##### DATA SHOWN #####

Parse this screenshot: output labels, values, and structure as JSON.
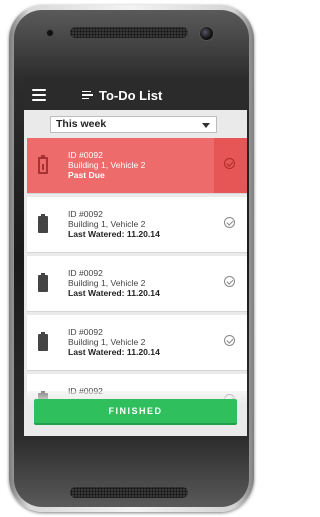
{
  "app": {
    "title": "To-Do List"
  },
  "filter": {
    "selected": "This week"
  },
  "tasks": [
    {
      "id": "ID #0092",
      "location": "Building 1, Vehicle 2",
      "status": "Past Due",
      "past_due": true
    },
    {
      "id": "ID #0092",
      "location": "Building 1, Vehicle 2",
      "status": "Last Watered: 11.20.14",
      "past_due": false
    },
    {
      "id": "ID #0092",
      "location": "Building 1, Vehicle 2",
      "status": "Last Watered: 11.20.14",
      "past_due": false
    },
    {
      "id": "ID #0092",
      "location": "Building 1, Vehicle 2",
      "status": "Last Watered: 11.20.14",
      "past_due": false
    },
    {
      "id": "ID #0092",
      "location": "",
      "status": "",
      "past_due": false
    }
  ],
  "footer": {
    "finish_label": "FINISHED"
  },
  "colors": {
    "accent_green": "#2fbf5c",
    "past_due_red": "#ee6b6b",
    "appbar": "#2b2b2b"
  },
  "icons": [
    "menu-icon",
    "list-icon",
    "chevron-down-icon",
    "battery-icon",
    "check-circle-icon"
  ]
}
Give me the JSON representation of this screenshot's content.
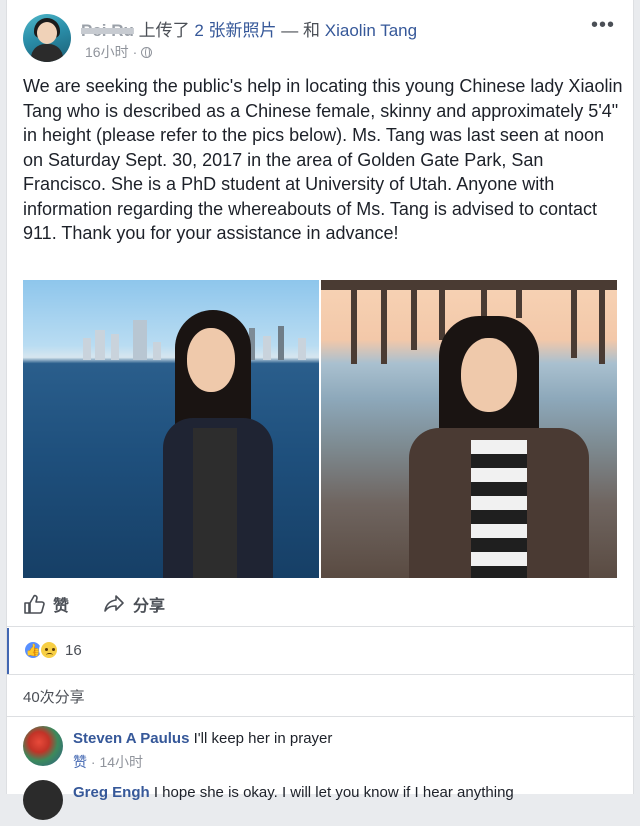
{
  "post": {
    "poster_name": "Pei Ru",
    "action_text": "上传了",
    "photo_count_text": "2 张新照片",
    "with_text": "— 和",
    "tagged_name": "Xiaolin Tang",
    "timestamp": "16小时",
    "more_label": "•••",
    "body": "We are seeking the public's help in locating this young Chinese lady Xiaolin Tang who is described as a Chinese female, skinny and approximately 5'4\" in height (please refer to the pics below). Ms. Tang was last seen at noon on Saturday Sept. 30, 2017 in the area of Golden Gate Park, San Francisco. She is a PhD student at University of Utah. Anyone with information regarding the whereabouts of Ms. Tang is advised to contact 911. Thank you for your assistance in advance!"
  },
  "actions": {
    "like_label": "赞",
    "share_label": "分享"
  },
  "reactions": {
    "count": "16",
    "types": [
      "like-icon",
      "sad-icon"
    ]
  },
  "shares": {
    "label": "40次分享"
  },
  "comments": [
    {
      "name": "Steven A Paulus",
      "text": "I'll keep her in prayer",
      "like_label": "赞",
      "time": "14小时"
    },
    {
      "name": "Greg Engh",
      "text": "I hope she is okay. I will let you know if I hear anything"
    }
  ],
  "colors": {
    "link": "#365899",
    "accent": "#4267b2",
    "like_bubble": "#5890ff",
    "sad_bubble": "#f7cf45"
  }
}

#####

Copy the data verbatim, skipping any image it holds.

Parse this screenshot: output labels, values, and structure as JSON.
{
  "app": {
    "title": "To-Do List"
  },
  "filter": {
    "selected": "This week"
  },
  "tasks": [
    {
      "id": "ID #0092",
      "location": "Building 1, Vehicle 2",
      "status": "Past Due",
      "past_due": true
    },
    {
      "id": "ID #0092",
      "location": "Building 1, Vehicle 2",
      "status": "Last Watered: 11.20.14",
      "past_due": false
    },
    {
      "id": "ID #0092",
      "location": "Building 1, Vehicle 2",
      "status": "Last Watered: 11.20.14",
      "past_due": false
    },
    {
      "id": "ID #0092",
      "location": "Building 1, Vehicle 2",
      "status": "Last Watered: 11.20.14",
      "past_due": false
    },
    {
      "id": "ID #0092",
      "location": "",
      "status": "",
      "past_due": false
    }
  ],
  "footer": {
    "finish_label": "FINISHED"
  },
  "colors": {
    "accent_green": "#2fbf5c",
    "past_due_red": "#ee6b6b",
    "appbar": "#2b2b2b"
  },
  "icons": [
    "menu-icon",
    "list-icon",
    "chevron-down-icon",
    "battery-icon",
    "check-circle-icon"
  ]
}
Give me the JSON representation of this screenshot's content.
{
  "post": {
    "poster_name": "Pei Ru",
    "action_text": "上传了",
    "photo_count_text": "2 张新照片",
    "with_text": "— 和",
    "tagged_name": "Xiaolin Tang",
    "timestamp": "16小时",
    "more_label": "•••",
    "body": "We are seeking the public's help in locating this young Chinese lady Xiaolin Tang who is described as a Chinese female, skinny and approximately 5'4\" in height (please refer to the pics below). Ms. Tang was last seen at noon on Saturday Sept. 30, 2017 in the area of Golden Gate Park, San Francisco. She is a PhD student at University of Utah. Anyone with information regarding the whereabouts of Ms. Tang is advised to contact 911. Thank you for your assistance in advance!"
  },
  "actions": {
    "like_label": "赞",
    "share_label": "分享"
  },
  "reactions": {
    "count": "16",
    "types": [
      "like-icon",
      "sad-icon"
    ]
  },
  "shares": {
    "label": "40次分享"
  },
  "comments": [
    {
      "name": "Steven A Paulus",
      "text": "I'll keep her in prayer",
      "like_label": "赞",
      "time": "14小时"
    },
    {
      "name": "Greg Engh",
      "text": "I hope she is okay. I will let you know if I hear anything"
    }
  ],
  "colors": {
    "link": "#365899",
    "accent": "#4267b2",
    "like_bubble": "#5890ff",
    "sad_bubble": "#f7cf45"
  }
}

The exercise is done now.